Chicago’s Mayor and a Police Union Clash Over Vaccinations
The city filed a complaint against the Fraternal Order of Police in Chicago on Friday, arguing that it was threatening an illegal strike.,
Chicago’s mayor and the city’s largest police union clash over vaccinations.
By Julie Bosman
- Oct. 15, 2021, 3:29 p.m. ET
A clash between Mayor Lori Lightfoot of Chicago and the head of the city’s largest police union over coronavirus vaccinations intensified on Friday as the city filed a complaint against the union, arguing that it was threatening an illegal strike.
City employees in Chicago are required to report their vaccination status by the end of Friday, but John Catanzara, the president of the Fraternal Order of Police in Chicago, has urged police officers to ignore the order and risk discipline or loss of pay. Employees who are not vaccinated will be subject to twice-weekly testing, but vaccinations are not required.
Mr. Catanzara released a video on Tuesday predicting that Chicago police officers would not report to work because of the policy. He said that if a large number of police officers refuse to submit to testing or reporting their vaccination status to the city, “it’s safe to say the city of Chicago will have a police force at 50 percent or less for this weekend coming up.”
“Whatever happens because of the manpower issue, that falls at the mayor’s doorstep,” he added.
He escalated the dispute on Thursday, releasing another video that urged officers not to comply with any direct orders from their supervisors to provide their vaccination status in an online portal.
But, on Friday, the police union said in a statement: “President John Catanzara has never engaged in, supported, or encouraged a work stoppage.” The police union also announced that it had filed its own legal request for the courts to hear the case.
Ms. Lightfoot, who has often faced resistance from Mr. Catanzara since taking office in 2019, said in a statement on Friday that his actions threatened public safety.
“As Chicago’s mayor, I cannot and will not stand idly by while the rhetoric of conspiracy theorists threatens the health and safety of Chicago’s residents and first responders,” Ms. Lightfoot said in a statement. “President Catanzara has time and again deliberately misled our police officers by lying about the requirements of the policy and falsely claiming that there will be no repercussions if officers are insubordinate and refuse to follow a city and department directive or order.”
A strike from the police union is illegal under both state law and the union’s contract with the city, Ms. Lightfoot said.
Chicago is following other cities throughout the United States in requiring city employees to be vaccinated or submit to frequent coronavirus testing. Last week, Ms. Lightfoot softened the original policy requiring vaccination, saying that public workers could opt out of the city’s mandate until the end of the year by getting tested regularly.
City officials have said that employees who fail to report their vaccination status by the Friday deadline will be placed on unpaid leave.
Law enforcement officers have died of Covid-19 in large numbers throughout the pandemic, making the virus by far the most common cause of duty-related deaths in 2020 and 2021, according to the Officer Down Memorial Page, a website that catalogs the deaths of law enforcement officers.

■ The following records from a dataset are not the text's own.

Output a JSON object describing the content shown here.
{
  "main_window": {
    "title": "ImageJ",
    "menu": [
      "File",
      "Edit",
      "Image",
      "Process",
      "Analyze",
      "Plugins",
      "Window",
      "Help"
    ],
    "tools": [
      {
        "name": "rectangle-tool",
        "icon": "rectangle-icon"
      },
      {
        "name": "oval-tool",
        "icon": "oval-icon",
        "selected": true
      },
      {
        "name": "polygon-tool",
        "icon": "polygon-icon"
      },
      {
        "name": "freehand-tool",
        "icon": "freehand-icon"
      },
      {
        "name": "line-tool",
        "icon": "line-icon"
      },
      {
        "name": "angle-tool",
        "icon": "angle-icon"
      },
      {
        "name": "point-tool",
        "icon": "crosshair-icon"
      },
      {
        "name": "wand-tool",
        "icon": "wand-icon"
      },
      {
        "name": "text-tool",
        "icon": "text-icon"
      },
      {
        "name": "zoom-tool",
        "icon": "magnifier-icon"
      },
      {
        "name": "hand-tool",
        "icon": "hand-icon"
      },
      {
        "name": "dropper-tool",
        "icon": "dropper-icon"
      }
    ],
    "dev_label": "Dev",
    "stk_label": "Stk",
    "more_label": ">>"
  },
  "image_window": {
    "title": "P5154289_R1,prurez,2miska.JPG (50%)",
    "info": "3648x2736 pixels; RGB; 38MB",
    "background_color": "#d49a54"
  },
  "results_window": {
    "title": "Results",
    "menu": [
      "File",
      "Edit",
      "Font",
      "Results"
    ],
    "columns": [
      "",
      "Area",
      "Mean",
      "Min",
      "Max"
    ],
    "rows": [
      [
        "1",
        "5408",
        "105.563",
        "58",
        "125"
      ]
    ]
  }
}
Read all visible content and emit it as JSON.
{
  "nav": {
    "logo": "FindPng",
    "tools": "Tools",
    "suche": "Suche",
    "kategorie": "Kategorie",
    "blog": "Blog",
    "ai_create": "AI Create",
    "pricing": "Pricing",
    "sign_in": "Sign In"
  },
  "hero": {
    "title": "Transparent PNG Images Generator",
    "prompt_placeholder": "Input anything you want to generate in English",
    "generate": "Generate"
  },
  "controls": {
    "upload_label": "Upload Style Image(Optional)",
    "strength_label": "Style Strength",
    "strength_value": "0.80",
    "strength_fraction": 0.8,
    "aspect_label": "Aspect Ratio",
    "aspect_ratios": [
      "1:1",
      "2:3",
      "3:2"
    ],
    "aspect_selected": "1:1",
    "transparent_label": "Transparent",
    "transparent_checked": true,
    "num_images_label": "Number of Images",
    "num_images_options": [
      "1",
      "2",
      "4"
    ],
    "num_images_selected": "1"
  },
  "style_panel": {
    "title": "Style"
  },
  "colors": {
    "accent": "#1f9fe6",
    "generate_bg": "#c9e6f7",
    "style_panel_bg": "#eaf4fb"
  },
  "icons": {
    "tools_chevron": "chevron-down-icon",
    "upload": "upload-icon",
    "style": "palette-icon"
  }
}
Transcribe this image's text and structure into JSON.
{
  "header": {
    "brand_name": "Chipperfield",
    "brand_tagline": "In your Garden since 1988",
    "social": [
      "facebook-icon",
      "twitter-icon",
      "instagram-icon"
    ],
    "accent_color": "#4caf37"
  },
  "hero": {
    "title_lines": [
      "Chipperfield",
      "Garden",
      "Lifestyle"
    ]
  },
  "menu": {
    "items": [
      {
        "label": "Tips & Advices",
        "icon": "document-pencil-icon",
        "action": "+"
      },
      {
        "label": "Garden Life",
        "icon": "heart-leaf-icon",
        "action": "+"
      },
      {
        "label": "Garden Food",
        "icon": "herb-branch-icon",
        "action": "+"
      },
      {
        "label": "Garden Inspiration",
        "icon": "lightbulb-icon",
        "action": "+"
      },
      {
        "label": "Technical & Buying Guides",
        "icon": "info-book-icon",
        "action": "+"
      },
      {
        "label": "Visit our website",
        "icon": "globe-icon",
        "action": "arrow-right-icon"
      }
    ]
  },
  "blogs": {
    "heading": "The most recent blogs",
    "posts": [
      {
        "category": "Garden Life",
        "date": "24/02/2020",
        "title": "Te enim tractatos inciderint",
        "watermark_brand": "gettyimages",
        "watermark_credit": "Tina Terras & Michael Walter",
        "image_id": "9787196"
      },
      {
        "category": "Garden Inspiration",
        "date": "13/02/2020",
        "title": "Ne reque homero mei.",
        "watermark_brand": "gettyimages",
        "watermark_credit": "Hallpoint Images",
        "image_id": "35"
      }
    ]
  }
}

Police officers in many departments have been slow to get vaccinated, and several other cities have issued vaccine or testing mandates. In San Jose, Calif., city leaders decided just as a vaccine mandate was taking effect to allow unvaccinated officers to remain employed through the end of the year, with incremental discipline and testing requirements.